We are a year and four months deep into this whole experience, and as much as we don't want to admit it, we've taken on some Chinese mannerisms and customs! Here's a listing no particular order.
1. We went from an eff-it attitude about wearing shoes in the house to leaving them outside on a designated doormat thanks to a few months of seeing what we were walking in on a daily basis. It is not uncommon to have to sidestep human vomit, feces, trash on the local streets. Who wants that tracked inside their house? Not these guys.
2. The street vendor food actually looks somewhat appetizing. I'm not quite ready to experiment with it yet, but I do see a few things that smell and look edible. There's an egg crepe with green onions and chili sauce that will probably be my first step into street food. We prefer to eat at jiaozi or Muslim noodle joints instead of the expat restaurants. Can't beat the price. My noodle and bok choy bowl is only 7rmb ($1.10) and it's big enough to split with Sal. Our piggy bank likes that!
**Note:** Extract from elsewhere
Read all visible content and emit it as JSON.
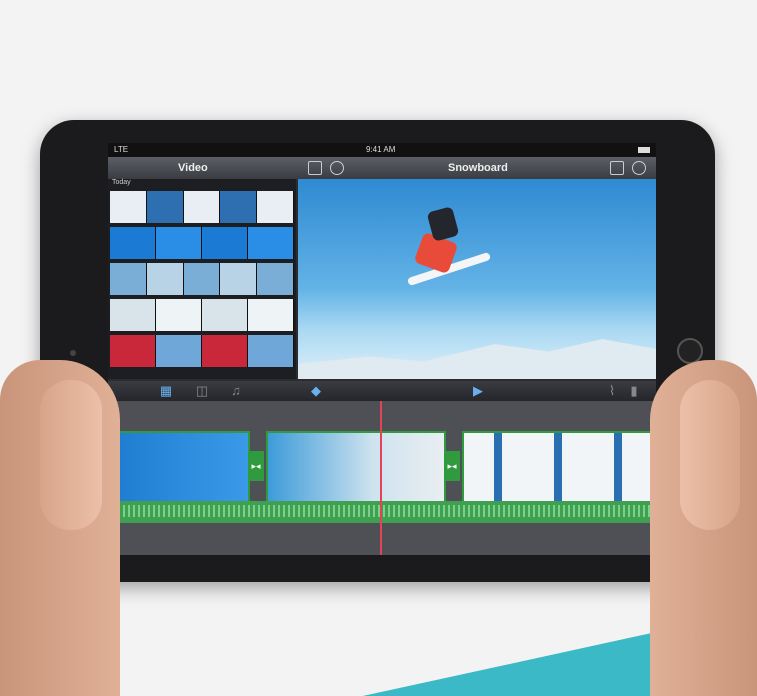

3. My personal space has been invaded so many times, that I'm now an offender. I have no problem getting all up on a stranger to make sure I don't lose my spot in the Burger King line at lunch rush. In fact, one day, I even cut in front of some men who were taking too long to order! I didn't realize I had done this until after the fact, but it gave my friends a good laugh. My stroller has now become a fantastic tool at making sure people don't try to cut me in line. My front wheels literally touch the shoes of the person in front of me as to end any doubt that there is room for cutting.
4. We ride an e-bike as a family. Yes, I know-sticklers for the carseat in the car, but we ride our 20 month old and unborn child on an e-bike? It's a decision we are comfortable with. With three of us (technically four now) maxing out the weight limit on the bike, our top speed is less than 15 mph. Bike riders pass us by. And who hasn't ridden a bike with their kid on it before? We also use designated scooter lanes and obey all traffic signals even if those around us do otherwise. We love our e-bike and the freedom it has provided for us.
5. I leave the house wearing whatever I feel like. Somedays it's my mumu --which is really a beach cover up that I think is cute, but NZ calls it a mumu. Other days it's workout shorts and whatever tank top I can find. Style isn't even on my radar. My hair has tons of whispy's since it is in a ponytail 90% of the time, and sometimes I wear make up and others I don't. Back home, I almost always did my hair and makeup, and tried to show that I cared. Here, anything goes. My friends and I even have distinctions for sweatpants. "Sweats casual" is sweats and no make up, and "sweats dressy" is wearing sweats with makeup. Seriously. I'm not alone in this fashion disaster.
6. I'm considering buying our son a pair of kai dang ku, otherwise known as "split pants" to wear around the house. Not sure if my ol man is on board, but over the past month, our home has been clothing optional for Sal since he's been independently using his potty throughout the day (yes, we still have accidents, but more successes than accidents keep us happy). During summer months, being naked is no big deal, but I'm seeing the benefit of using split pants at home during the cooler months until the boy can pull chonies up and down himself. I'm not cool with him wearing them out in public (just goo.gle "chinese split pants" if you don't believe me that Chinese kids air out their junk for all to see) but at home?? Why not?
7. Looking out for #1. I was a nice person back home. Courteous. Waited my turn. Never would do something that might inconvenience someone else. I'd still like to think that I'm a courteous, turn waiting human being, but sometimes, you have to just look out for yourself and make things happen. I do things here that I never would at home-for example- the local grocer was selling two packs of juice for a good price. There was an apple-carrot juice pair, an orange-grape pair, and an orange-carrot pair for sale. I didn't want any carrot juice, but I did want a grape juice, an apple and two orange juices. Without hesitation, I undid the fancy red bows and cellophane packaging and switched around the pairings of juice, leaving two carrot juices together. For the record, I did repackage them and tied the big red bow. I did all of this while a store employee, my driver and my husband looked on. The store employee wasn't happy, but I wanted the good deal on the juices so I made it work in my favor.
8. The greater the number of months that pass by, the closer our faces get to our dishes of food. We haven't given up on utensils quite yet, but give us a good bowl of noodles and we can steam up our faces and slurp with the best of them.
Don't be fooled. We still stick out as a big red white blue, flag waving American family. There's no getting around that....from paparazzi ninjas getting a picture of the round eye baby boy to hearing " Měiguó ting bu dong" over and over (rough translation "american doesn't understand") while standing amongst the chattering Nǎinai's (grandmas) while our kids play. We are reminded daily just how American we are, so I choose to celebrate the small adaptations that we have made.
I think we are doing alright.